-- someone I was talking to last week (for some reason, I cannot remember who).
Perhaps-not-clueless pic yoinked from a funny and fun guy at iwalt.com
Jul 13, 2007
Hoping for Prepared Foods at the Durham Farmer's Market
My friend Yvette shared this letter that she sent to the Durham Farmer's Market, and I volunteered to reprint it here as a local editorial.
Hello Durham Farmer's Market,
We are proud to live in Durham and have such a vibrant and living farmer's market to support, which in turn supports us with healthy produce, beautiful plants, tasty treats.
Our family loves to travel and we love farmer's markets, so no wonder the market is always our first destination in a new city or country. We have been to some amazing ones, and find that what makes a good market great include variety of farm fresh items, some prepared food for sustenance and to top it all off, music to keeps your toes tapping.
The only ingredient we find missing at our Durham Farmer's Market is prepared food. We love when a local restaurant sets up with samples and recipes using market ingredients, but we'd be happy to purchase food and hang out, listen to music and meet friends.
In our travels, we've enjoyed a variety of tasty eats at local farm market's:
- Home-made tacos, hand-crafted breads at the Dublin's Temple Bar Bio Market (also a great muesli and granola vendor)
- Made to order crepes at the Noordermarket (Bio) in Amsterdam
- Mexican, South-American, Caribbean cuisine and more at the Santa Monica Farmer's Market in California (also with pony rides and pony ride protesters)
- Vegan burritos at the Organic Farmer's Market in Berkeley, Calf.
I understand that the Durham Farmer's Market may be going for a more traditional "farm market" sensibility, it is also a community gathering place and could be the best place to go for a meal in Durham if we allowed it to be. I don't in any way mean to take away from all the hard work and integrity of the farmer's that sell there, they are of course the reason we attend the market year round.

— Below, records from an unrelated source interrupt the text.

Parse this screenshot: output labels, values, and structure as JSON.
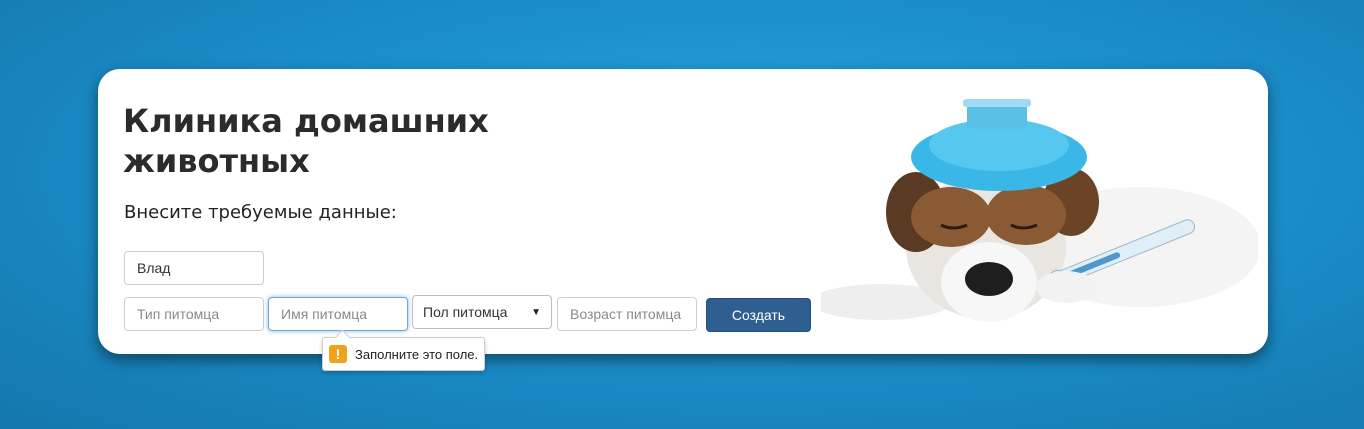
{
  "header": {
    "title": "Клиника домашних животных",
    "subtitle": "Внесите требуемые данные:"
  },
  "form": {
    "owner": {
      "value": "Влад"
    },
    "pet_type": {
      "placeholder": "Тип питомца"
    },
    "pet_name": {
      "placeholder": "Имя питомца"
    },
    "pet_sex": {
      "selected": "Пол питомца"
    },
    "pet_age": {
      "placeholder": "Возраст питомца"
    },
    "submit_label": "Создать"
  },
  "validation": {
    "message": "Заполните это поле."
  },
  "image": {
    "icon": "sick-dog-with-ice-pack-and-thermometer"
  }
}
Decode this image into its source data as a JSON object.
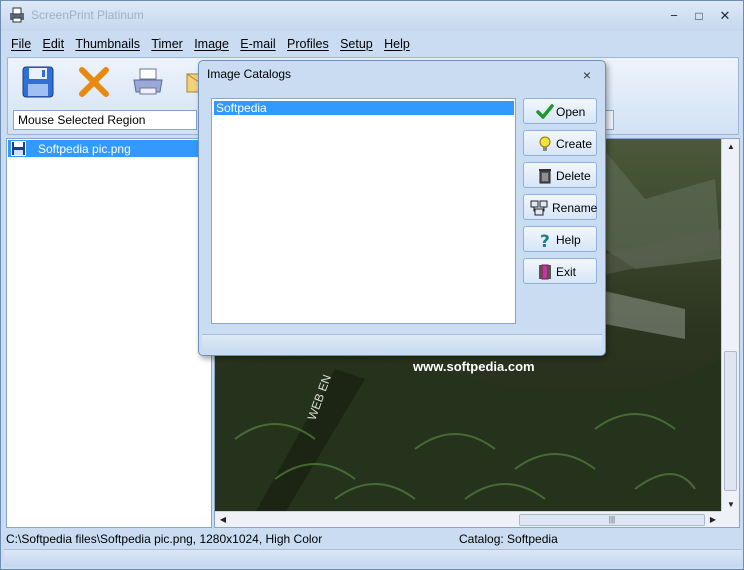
{
  "app": {
    "title": "ScreenPrint Platinum"
  },
  "window_controls": {
    "minimize": "−",
    "maximize": "□",
    "close": "✕"
  },
  "menu": [
    "File",
    "Edit",
    "Thumbnails",
    "Timer",
    "Image",
    "E-mail",
    "Profiles",
    "Setup",
    "Help"
  ],
  "toolbar": {
    "region_value": "Mouse Selected Region"
  },
  "file_list": [
    {
      "name": "Softpedia pic.png"
    }
  ],
  "image_view": {
    "watermark": "www.softpedia.com",
    "vertical_text": "WEB  EN"
  },
  "statusbar": {
    "left": "C:\\Softpedia files\\Softpedia pic.png, 1280x1024, High Color",
    "right": "Catalog: Softpedia"
  },
  "dialog": {
    "title": "Image Catalogs",
    "close": "×",
    "catalogs": [
      "Softpedia"
    ],
    "buttons": {
      "open": "Open",
      "create": "Create",
      "delete": "Delete",
      "rename": "Rename",
      "help": "Help",
      "exit": "Exit"
    }
  },
  "colors": {
    "selection": "#3399ff",
    "chrome": "#c9dcf1"
  }
}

Adding chefs and delicious food to the mix creates a vitality and symbiosis that make buying local and preparing fresh food exciting! What to do with all those zucchinis? Ask a chef! Have some vendors as regulars selling prepared food (even 1 or 2 would be great); and sometimes having chefs or restaurants do a special appearance would also be wonderful.
Jul 06, 2007
The Collective Consciousness at Dinner
From Barry while dining at Fishmonger's, "So... what's the collective noun for grouper?"
Jul 02, 2007
Cleveland Holloway Neighborhood
New in blogland: the Cleveland Holloway Neighborhood at the eastern edge of downtown Durham. I look forward to reading more from there, and maybe we'll soon see links to more bloggers from eastern Durham. (If you know of any, please let me know.)
From the CHN intro:
The Cleveland-Holloway neighborhood is located between and including Elizabeth, Liberty, Cleveland, and Canal streets. We have a rich history that continues to the present: many residents have lived in our houses for over 50 years. Our diverse neighborhood includes families, single working class individuals, artists, and musicians.
Shoutout to Endangered Durham for the link.
States in Song
If you know the one obvious song for the state shown at right, you'll get a dozen states straightaway. But after that...
Here are a couple to get you started:
By the way, did you know that the official state rock song for Ohio is "Hang on Sloopy"? Well now you do, and I apologize.